= DIRECTIONS =
Give an exact copy of the data that follows.

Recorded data
----

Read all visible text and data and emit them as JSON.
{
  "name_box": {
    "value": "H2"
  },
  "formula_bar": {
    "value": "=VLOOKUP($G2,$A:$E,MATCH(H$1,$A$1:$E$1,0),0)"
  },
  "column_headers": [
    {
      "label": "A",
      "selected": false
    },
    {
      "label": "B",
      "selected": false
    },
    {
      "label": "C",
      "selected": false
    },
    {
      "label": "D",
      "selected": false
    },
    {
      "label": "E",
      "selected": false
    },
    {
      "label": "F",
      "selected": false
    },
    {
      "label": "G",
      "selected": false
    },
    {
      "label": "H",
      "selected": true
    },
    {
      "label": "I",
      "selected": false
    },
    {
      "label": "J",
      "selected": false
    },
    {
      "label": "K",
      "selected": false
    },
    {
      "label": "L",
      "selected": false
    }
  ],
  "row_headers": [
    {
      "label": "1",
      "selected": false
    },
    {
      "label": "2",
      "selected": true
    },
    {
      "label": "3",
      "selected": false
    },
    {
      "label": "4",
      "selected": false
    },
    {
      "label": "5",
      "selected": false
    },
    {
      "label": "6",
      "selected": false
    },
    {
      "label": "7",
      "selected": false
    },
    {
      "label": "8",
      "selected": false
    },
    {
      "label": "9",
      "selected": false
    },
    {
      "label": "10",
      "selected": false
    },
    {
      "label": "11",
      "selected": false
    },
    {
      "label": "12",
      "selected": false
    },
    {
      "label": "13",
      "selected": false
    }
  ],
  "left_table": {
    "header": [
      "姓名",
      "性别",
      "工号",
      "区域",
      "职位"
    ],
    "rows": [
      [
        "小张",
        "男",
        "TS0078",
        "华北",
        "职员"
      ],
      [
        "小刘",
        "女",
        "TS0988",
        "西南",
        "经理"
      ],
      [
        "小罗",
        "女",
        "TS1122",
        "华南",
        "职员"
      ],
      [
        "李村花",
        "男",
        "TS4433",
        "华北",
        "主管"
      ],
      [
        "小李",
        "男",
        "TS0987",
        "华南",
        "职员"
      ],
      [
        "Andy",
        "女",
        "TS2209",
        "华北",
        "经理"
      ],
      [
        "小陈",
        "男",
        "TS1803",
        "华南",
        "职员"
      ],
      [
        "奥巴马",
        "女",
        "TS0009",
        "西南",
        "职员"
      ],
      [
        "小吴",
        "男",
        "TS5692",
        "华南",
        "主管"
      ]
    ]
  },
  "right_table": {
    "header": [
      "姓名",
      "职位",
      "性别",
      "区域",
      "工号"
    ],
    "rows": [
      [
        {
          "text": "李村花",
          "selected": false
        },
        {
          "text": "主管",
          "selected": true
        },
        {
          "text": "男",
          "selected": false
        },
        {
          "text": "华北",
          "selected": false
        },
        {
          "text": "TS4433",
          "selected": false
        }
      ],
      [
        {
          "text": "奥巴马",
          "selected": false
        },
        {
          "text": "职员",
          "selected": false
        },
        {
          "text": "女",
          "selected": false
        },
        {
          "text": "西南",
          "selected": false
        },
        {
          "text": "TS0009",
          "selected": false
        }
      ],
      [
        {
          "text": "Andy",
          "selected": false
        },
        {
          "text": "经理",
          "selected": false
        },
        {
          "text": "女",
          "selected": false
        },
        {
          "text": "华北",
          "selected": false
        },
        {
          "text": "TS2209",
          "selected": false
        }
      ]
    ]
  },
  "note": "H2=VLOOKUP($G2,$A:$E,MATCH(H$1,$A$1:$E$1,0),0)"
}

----

= OUTPUT =
Read all visible text and data and emit them as JSON.
{
  "name_box": {
    "value": "H2"
  },
  "formula_bar": {
    "value": "=VLOOKUP($G2,$A:$E,MATCH(H$1,$A$1:$E$1,0),0)"
  },
  "column_headers": [
    {
      "label": "A",
      "selected": false
    },
    {
      "label": "B",
      "selected": false
    },
    {
      "label": "C",
      "selected": false
    },
    {
      "label": "D",
      "selected": false
    },
    {
      "label": "E",
      "selected": false
    },
    {
      "label": "F",
      "selected": false
    },
    {
      "label": "G",
      "selected": false
    },
    {
      "label": "H",
      "selected": true
    },
    {
      "label": "I",
      "selected": false
    },
    {
      "label": "J",
      "selected": false
    },
    {
      "label": "K",
      "selected": false
    },
    {
      "label": "L",
      "selected": false
    }
  ],
  "row_headers": [
    {
      "label": "1",
      "selected": false
    },
    {
      "label": "2",
      "selected": true
    },
    {
      "label": "3",
      "selected": false
    },
    {
      "label": "4",
      "selected": false
    },
    {
      "label": "5",
      "selected": false
    },
    {
      "label": "6",
      "selected": false
    },
    {
      "label": "7",
      "selected": false
    },
    {
      "label": "8",
      "selected": false
    },
    {
      "label": "9",
      "selected": false
    },
    {
      "label": "10",
      "selected": false
    },
    {
      "label": "11",
      "selected": false
    },
    {
      "label": "12",
      "selected": false
    },
    {
      "label": "13",
      "selected": false
    }
  ],
  "left_table": {
    "header": [
      "姓名",
      "性别",
      "工号",
      "区域",
      "职位"
    ],
    "rows": [
      [
        "小张",
        "男",
        "TS0078",
        "华北",
        "职员"
      ],
      [
        "小刘",
        "女",
        "TS0988",
        "西南",
        "经理"
      ],
      [
        "小罗",
        "女",
        "TS1122",
        "华南",
        "职员"
      ],
      [
        "李村花",
        "男",
        "TS4433",
        "华北",
        "主管"
      ],
      [
        "小李",
        "男",
        "TS0987",
        "华南",
        "职员"
      ],
      [
        "Andy",
        "女",
        "TS2209",
        "华北",
        "经理"
      ],
      [
        "小陈",
        "男",
        "TS1803",
        "华南",
        "职员"
      ],
      [
        "奥巴马",
        "女",
        "TS0009",
        "西南",
        "职员"
      ],
      [
        "小吴",
        "男",
        "TS5692",
        "华南",
        "主管"
      ]
    ]
  },
  "right_table": {
    "header": [
      "姓名",
      "职位",
      "性别",
      "区域",
      "工号"
    ],
    "rows": [
      [
        {
          "text": "李村花",
          "selected": false
        },
        {
          "text": "主管",
          "selected": true
        },
        {
          "text": "男",
          "selected": false
        },
        {
          "text": "华北",
          "selected": false
        },
        {
          "text": "TS4433",
          "selected": false
        }
      ],
      [
        {
          "text": "奥巴马",
          "selected": false
        },
        {
          "text": "职员",
          "selected": false
        },
        {
          "text": "女",
          "selected": false
        },
        {
          "text": "西南",
          "selected": false
        },
        {
          "text": "TS0009",
          "selected": false
        }
      ],
      [
        {
          "text": "Andy",
          "selected": false
        },
        {
          "text": "经理",
          "selected": false
        },
        {
          "text": "女",
          "selected": false
        },
        {
          "text": "华北",
          "selected": false
        },
        {
          "text": "TS2209",
          "selected": false
        }
      ]
    ]
  },
  "note": "H2=VLOOKUP($G2,$A:$E,MATCH(H$1,$A$1:$E$1,0),0)"
}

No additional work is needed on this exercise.